Yes, this year’s ISTEP exams were more difficult and stressful than in the past, with a new set of state standards and new tests to measure what students were learning. But the real issue seems to be the passing scores that the State Board of Education approved last month.

Under the new cut scores, the number of students who pass the tests is expected to drop by 20-25 percentage points. Lower tests scores will result in lower school grades. Continue reading

Big changes likely in Indiana school grades

Over half of all Indiana schools could get Ds or Fs from the state next year if the State Board of Education approves recommended cut scores for the 2015 ISTEP+ exams.

That’s according to data provided by the Indiana State Department of Education, which charted the likely distribution of school grades if fewer students pass the exams.

Daniel Altman, spokesman for the department, cautioned that the figures aren’t exact but represent best estimates compiled by staff from the data that were available.
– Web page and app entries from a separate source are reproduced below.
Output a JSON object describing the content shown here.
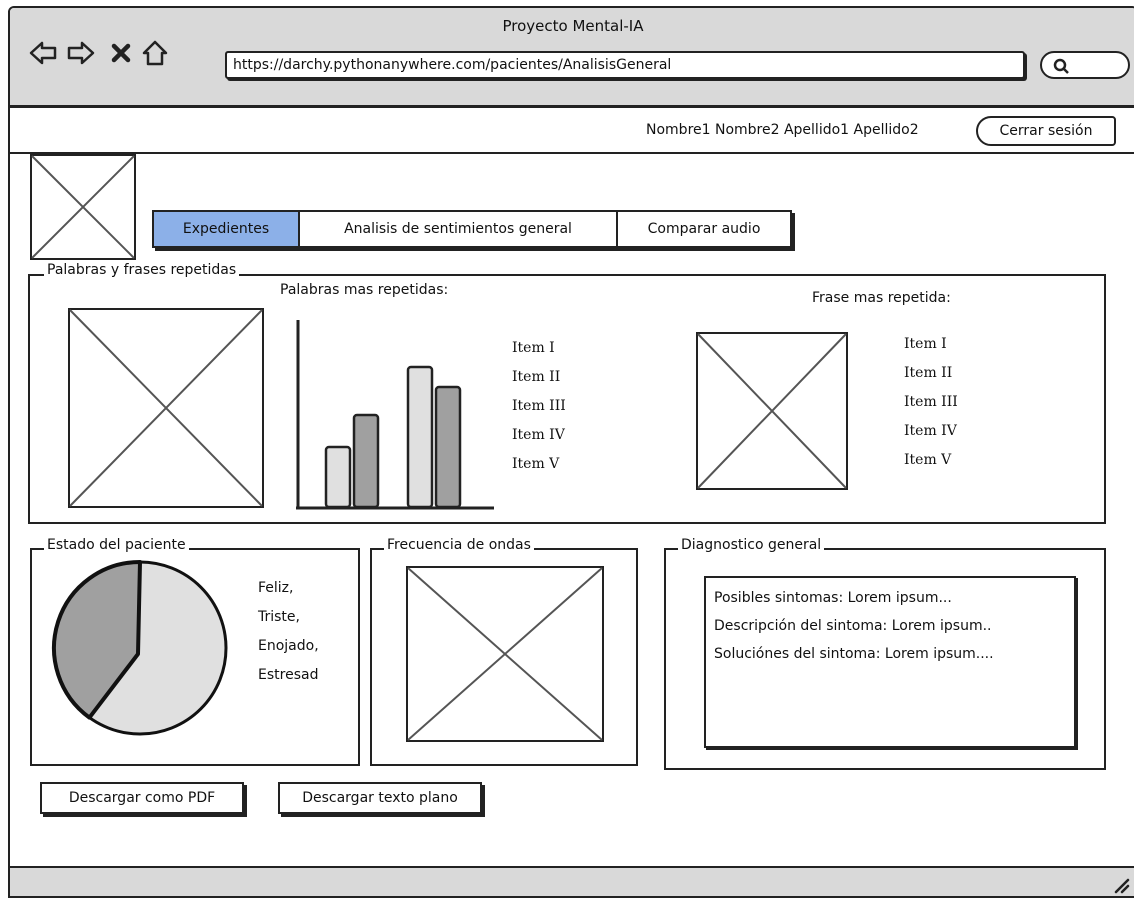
{
  "window": {
    "title": "Proyecto Mental-IA"
  },
  "browser": {
    "url": "https://darchy.pythonanywhere.com/pacientes/AnalisisGeneral",
    "nav_icons": [
      "back-arrow-icon",
      "forward-arrow-icon",
      "close-icon",
      "home-icon"
    ],
    "search_icon": "search-icon"
  },
  "header": {
    "user_name": "Nombre1 Nombre2 Apellido1 Apellido2",
    "logout_label": "Cerrar sesión"
  },
  "tabs": [
    {
      "label": "Expedientes",
      "active": true
    },
    {
      "label": "Analisis de sentimientos general",
      "active": false
    },
    {
      "label": "Comparar audio",
      "active": false
    }
  ],
  "words_section": {
    "legend": "Palabras y frases repetidas",
    "words_title": "Palabras mas repetidas:",
    "phrase_title": "Frase mas repetida:",
    "words_items": [
      "Item I",
      "Item II",
      "Item III",
      "Item IV",
      "Item V"
    ],
    "phrase_items": [
      "Item I",
      "Item II",
      "Item III",
      "Item IV",
      "Item V"
    ]
  },
  "chart_data": {
    "type": "bar",
    "values": [
      30,
      46,
      70,
      60
    ],
    "colors": [
      "#e0e0e0",
      "#a0a0a0",
      "#e0e0e0",
      "#a0a0a0"
    ]
  },
  "patient_state": {
    "legend": "Estado del paciente",
    "items": [
      "Feliz,",
      "Triste,",
      "Enojado,",
      "Estresad"
    ],
    "pie_fraction_dark": 0.4,
    "colors": {
      "light": "#e0e0e0",
      "dark": "#a0a0a0"
    }
  },
  "waves": {
    "legend": "Frecuencia de ondas"
  },
  "diagnosis": {
    "legend": "Diagnostico general",
    "lines": [
      "Posibles sintomas: Lorem ipsum...",
      "Descripción del sintoma: Lorem ipsum..",
      "Soluciónes del sintoma: Lorem ipsum...."
    ]
  },
  "downloads": {
    "pdf_label": "Descargar como PDF",
    "text_label": "Descargar texto plano"
  },
  "colors": {
    "accent": "#8cb0e8",
    "chrome": "#d9d9d9"
  }
}
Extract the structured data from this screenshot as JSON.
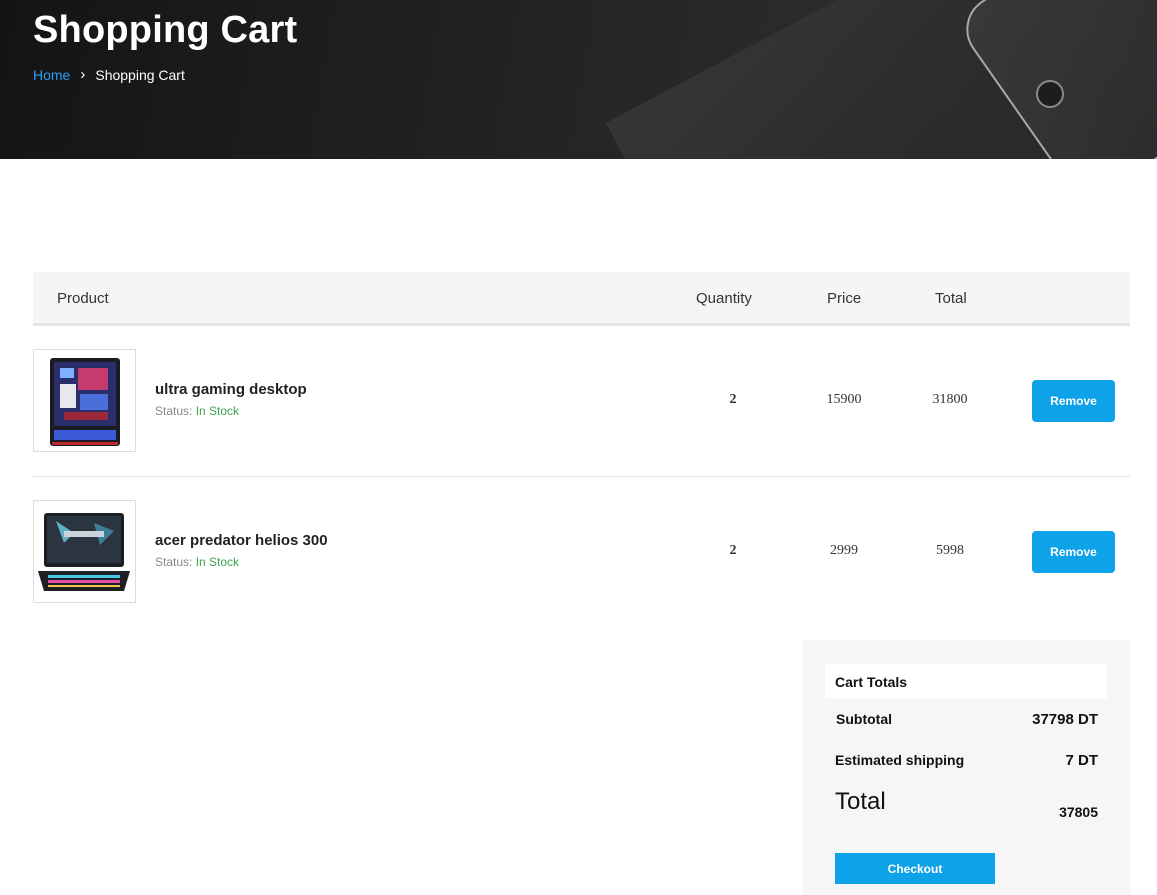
{
  "header": {
    "title": "Shopping Cart",
    "breadcrumb": {
      "home": "Home",
      "separator": "›",
      "current": "Shopping Cart"
    }
  },
  "table": {
    "columns": {
      "product": "Product",
      "quantity": "Quantity",
      "price": "Price",
      "total": "Total"
    },
    "status_label": "Status:",
    "remove_label": "Remove",
    "rows": [
      {
        "name": "ultra gaming desktop",
        "status": "In Stock",
        "quantity": "2",
        "price": "15900",
        "total": "31800",
        "image": "gaming-desktop-image"
      },
      {
        "name": "acer predator helios 300",
        "status": "In Stock",
        "quantity": "2",
        "price": "2999",
        "total": "5998",
        "image": "laptop-image"
      }
    ]
  },
  "totals": {
    "title": "Cart Totals",
    "subtotal_label": "Subtotal",
    "subtotal_value": "37798 DT",
    "shipping_label": "Estimated shipping",
    "shipping_value": "7 DT",
    "total_label": "Total",
    "total_value": "37805",
    "checkout_label": "Checkout"
  },
  "colors": {
    "accent": "#0ea2e8",
    "link": "#2d9cf0",
    "in_stock": "#3fa34d"
  }
}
But even if they are close, the grading changes are bound to get attention.

Under cut scores that go to the State Board of Education for approval Wednesday, it’s expected that the overall passing rate on ISTEP+ exams will drop by 16 percent in English/language arts and by 24 percent in mathematics. That’s mostly the result of more rigorous expectations for passing.

In 2014, over half of Indiana schools were awarded As in the state’s accountability system and only 12.8 percent got Ds and Fs. Those figures will flip this year if the DOE estimates are accurate.
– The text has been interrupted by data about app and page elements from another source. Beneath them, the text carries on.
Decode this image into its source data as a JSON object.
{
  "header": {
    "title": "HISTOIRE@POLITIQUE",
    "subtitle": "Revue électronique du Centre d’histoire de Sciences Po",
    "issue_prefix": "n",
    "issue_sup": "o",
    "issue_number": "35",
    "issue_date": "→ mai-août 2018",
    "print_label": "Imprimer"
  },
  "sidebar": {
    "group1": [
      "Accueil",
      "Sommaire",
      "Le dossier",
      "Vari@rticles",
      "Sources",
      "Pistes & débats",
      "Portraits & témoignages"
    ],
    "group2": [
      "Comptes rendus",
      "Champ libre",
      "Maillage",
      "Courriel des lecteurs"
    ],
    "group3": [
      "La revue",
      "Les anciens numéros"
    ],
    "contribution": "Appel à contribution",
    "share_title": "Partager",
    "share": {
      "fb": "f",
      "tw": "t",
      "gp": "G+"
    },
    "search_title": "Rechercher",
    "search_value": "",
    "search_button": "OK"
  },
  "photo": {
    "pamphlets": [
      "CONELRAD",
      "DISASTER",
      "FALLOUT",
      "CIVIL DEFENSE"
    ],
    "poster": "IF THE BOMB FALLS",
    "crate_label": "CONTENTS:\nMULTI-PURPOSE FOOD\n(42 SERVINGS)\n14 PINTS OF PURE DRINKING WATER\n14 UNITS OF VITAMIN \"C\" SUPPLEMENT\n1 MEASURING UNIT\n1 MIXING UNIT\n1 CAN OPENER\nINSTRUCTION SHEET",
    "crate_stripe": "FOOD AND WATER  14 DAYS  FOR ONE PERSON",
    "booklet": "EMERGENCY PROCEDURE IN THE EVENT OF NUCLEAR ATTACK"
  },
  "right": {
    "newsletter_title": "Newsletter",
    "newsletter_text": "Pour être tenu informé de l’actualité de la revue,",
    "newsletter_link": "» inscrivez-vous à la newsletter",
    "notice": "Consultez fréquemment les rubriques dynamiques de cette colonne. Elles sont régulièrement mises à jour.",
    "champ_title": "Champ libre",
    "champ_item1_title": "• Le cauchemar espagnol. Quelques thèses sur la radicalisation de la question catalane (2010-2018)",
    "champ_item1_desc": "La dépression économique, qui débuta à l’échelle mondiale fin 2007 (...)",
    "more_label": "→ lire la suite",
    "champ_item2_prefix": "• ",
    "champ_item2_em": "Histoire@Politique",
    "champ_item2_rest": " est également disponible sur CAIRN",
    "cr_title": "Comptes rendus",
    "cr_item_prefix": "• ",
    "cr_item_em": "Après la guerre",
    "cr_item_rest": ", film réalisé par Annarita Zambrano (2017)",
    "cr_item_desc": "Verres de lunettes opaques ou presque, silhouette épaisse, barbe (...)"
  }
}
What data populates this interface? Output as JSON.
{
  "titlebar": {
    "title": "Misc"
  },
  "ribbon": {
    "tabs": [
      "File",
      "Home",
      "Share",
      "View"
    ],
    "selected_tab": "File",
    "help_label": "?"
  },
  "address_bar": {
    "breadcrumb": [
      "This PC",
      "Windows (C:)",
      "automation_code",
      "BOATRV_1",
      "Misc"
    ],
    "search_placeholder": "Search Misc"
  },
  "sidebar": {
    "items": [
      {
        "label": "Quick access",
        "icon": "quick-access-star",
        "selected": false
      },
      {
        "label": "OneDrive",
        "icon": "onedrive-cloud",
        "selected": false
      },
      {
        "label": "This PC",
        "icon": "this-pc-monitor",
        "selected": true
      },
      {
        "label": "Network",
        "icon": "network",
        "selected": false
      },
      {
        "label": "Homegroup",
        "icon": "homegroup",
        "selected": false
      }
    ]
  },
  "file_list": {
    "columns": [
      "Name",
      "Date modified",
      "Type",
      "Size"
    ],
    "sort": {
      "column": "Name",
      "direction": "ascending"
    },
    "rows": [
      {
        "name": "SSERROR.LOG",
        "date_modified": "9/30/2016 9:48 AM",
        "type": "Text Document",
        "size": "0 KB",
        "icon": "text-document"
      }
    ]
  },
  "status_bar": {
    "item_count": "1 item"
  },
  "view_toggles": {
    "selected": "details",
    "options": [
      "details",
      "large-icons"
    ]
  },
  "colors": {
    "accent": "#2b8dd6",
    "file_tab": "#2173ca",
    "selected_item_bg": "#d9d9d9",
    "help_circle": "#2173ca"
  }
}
  • With a 15 percent drop in performance, one-third of schools would get As or Bs and 40 percent would get Ds or Fs.
  • With a 20 percent drop in performance, 19.5 percent of schools would get As or Bs and 55 percent would get Ds or Fs.
  • With a 25 percent drop in performance, barely 10 percent of schools would get As or Bs and two-thirds would get Ds or Fs.

The chart below details how many and what percentage of schools could expect each letter grade with hypothetical drops in ISTEP+ passing rates of 15 percent, 20 percent and 25 percent, the approximate range we’re expecting. Again, these are estimates.

DOE-chart---2

Source: Indiana Department of Education

Over time, we can expect scores to improve as schools and teachers adapt to the standards and the new tests. Also, a new grade calculation formula will take effect in 2016; it’s supposed to put more weight on student academic growth and not as much on test scores.

But for this year, don’t be surprised to hear about an alarming number of “failing” schools.